> Instructions to follow
Gather every line from the entries below that includes "content".

[Records from a data source]
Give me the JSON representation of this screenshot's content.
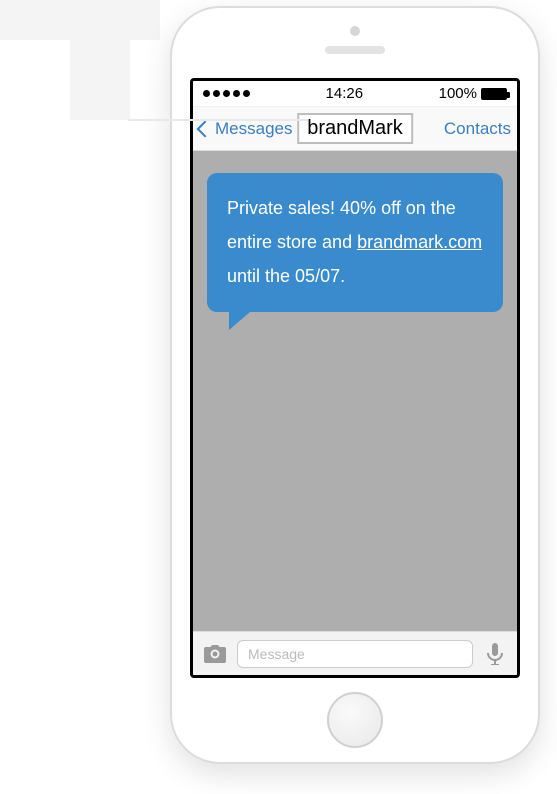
{
  "status": {
    "time": "14:26",
    "battery_text": "100%"
  },
  "nav": {
    "back_label": "Messages",
    "title": "brandMark",
    "right_label": "Contacts"
  },
  "message": {
    "text_before": "Private sales! 40% off on the entire store and ",
    "link_text": "brandmark.com",
    "text_after": " until the 05/07."
  },
  "input": {
    "placeholder": "Message"
  }
}
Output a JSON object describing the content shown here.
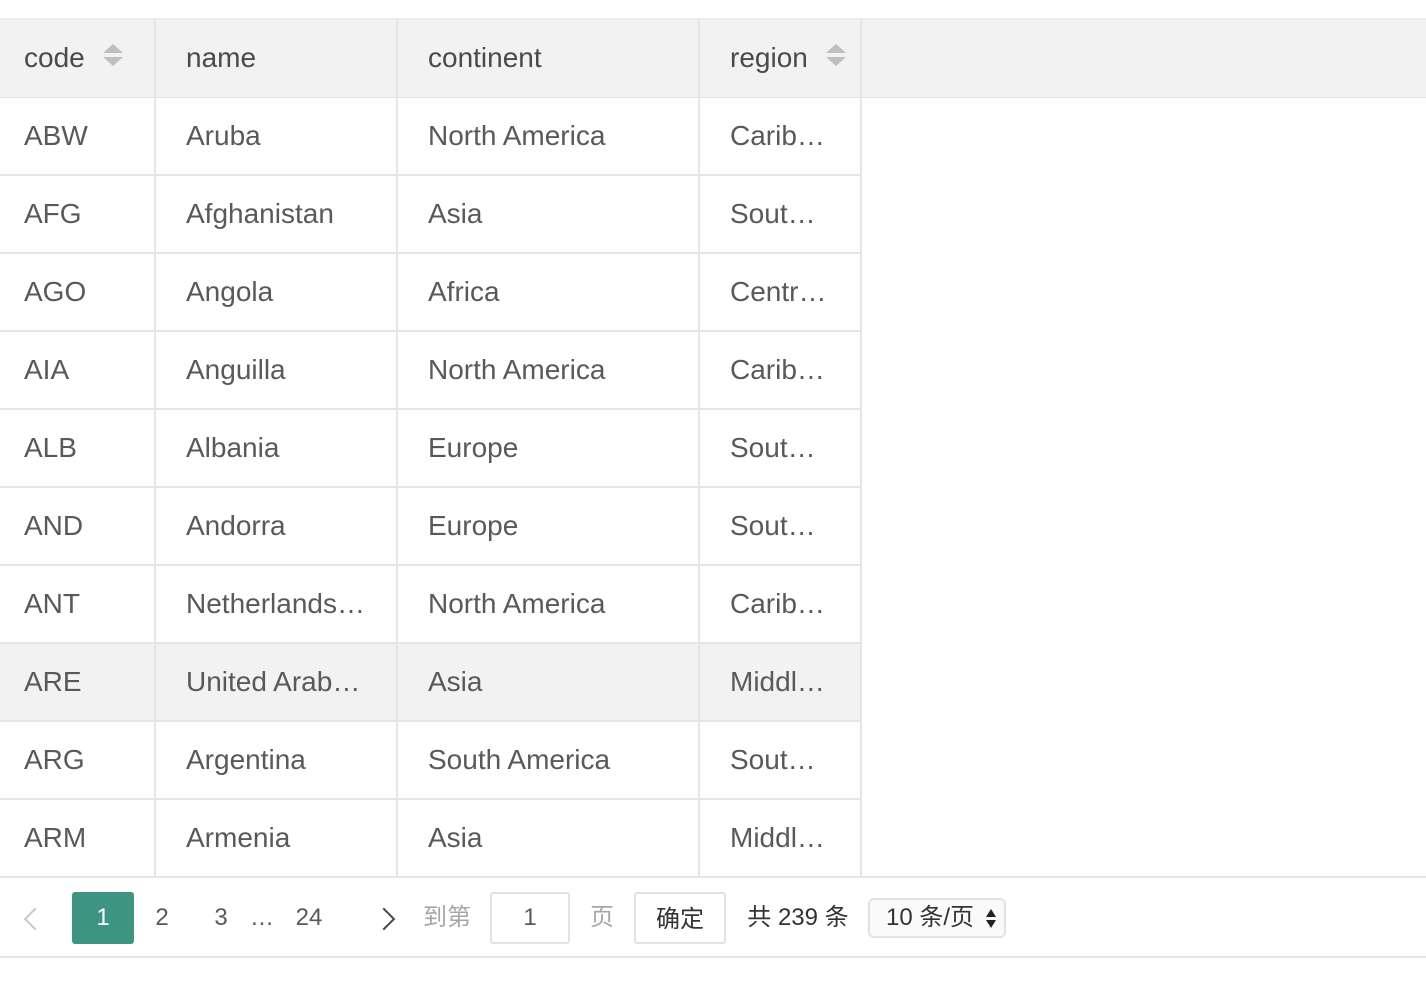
{
  "table": {
    "columns": [
      {
        "key": "code",
        "label": "code",
        "sortable": true
      },
      {
        "key": "name",
        "label": "name",
        "sortable": false
      },
      {
        "key": "continent",
        "label": "continent",
        "sortable": false
      },
      {
        "key": "region",
        "label": "region",
        "sortable": true
      }
    ],
    "rows": [
      {
        "code": "ABW",
        "name": "Aruba",
        "continent": "North America",
        "region": "Carib…"
      },
      {
        "code": "AFG",
        "name": "Afghanistan",
        "continent": "Asia",
        "region": "Sout…"
      },
      {
        "code": "AGO",
        "name": "Angola",
        "continent": "Africa",
        "region": "Centr…"
      },
      {
        "code": "AIA",
        "name": "Anguilla",
        "continent": "North America",
        "region": "Carib…"
      },
      {
        "code": "ALB",
        "name": "Albania",
        "continent": "Europe",
        "region": "Sout…"
      },
      {
        "code": "AND",
        "name": "Andorra",
        "continent": "Europe",
        "region": "Sout…"
      },
      {
        "code": "ANT",
        "name": "Netherlands…",
        "continent": "North America",
        "region": "Carib…"
      },
      {
        "code": "ARE",
        "name": "United Arab…",
        "continent": "Asia",
        "region": "Middl…"
      },
      {
        "code": "ARG",
        "name": "Argentina",
        "continent": "South America",
        "region": "Sout…"
      },
      {
        "code": "ARM",
        "name": "Armenia",
        "continent": "Asia",
        "region": "Middl…"
      }
    ],
    "hovered_row_index": 7
  },
  "pagination": {
    "pages": [
      "1",
      "2",
      "3"
    ],
    "ellipsis": "…",
    "last_page": "24",
    "current_page": "1",
    "goto_prefix": "到第",
    "goto_value": "1",
    "goto_suffix": "页",
    "confirm_label": "确定",
    "total_label": "共 239 条",
    "page_size_label": "10 条/页",
    "prev_icon": "chevron-left-icon",
    "next_icon": "chevron-right-icon"
  },
  "colors": {
    "accent": "#3d9483",
    "header_bg": "#f2f2f2",
    "hover_row_bg": "#f2f2f2"
  }
}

> Answer section
Give me the JSON representation of this screenshot's content.
Output a JSON object describing the content shown here.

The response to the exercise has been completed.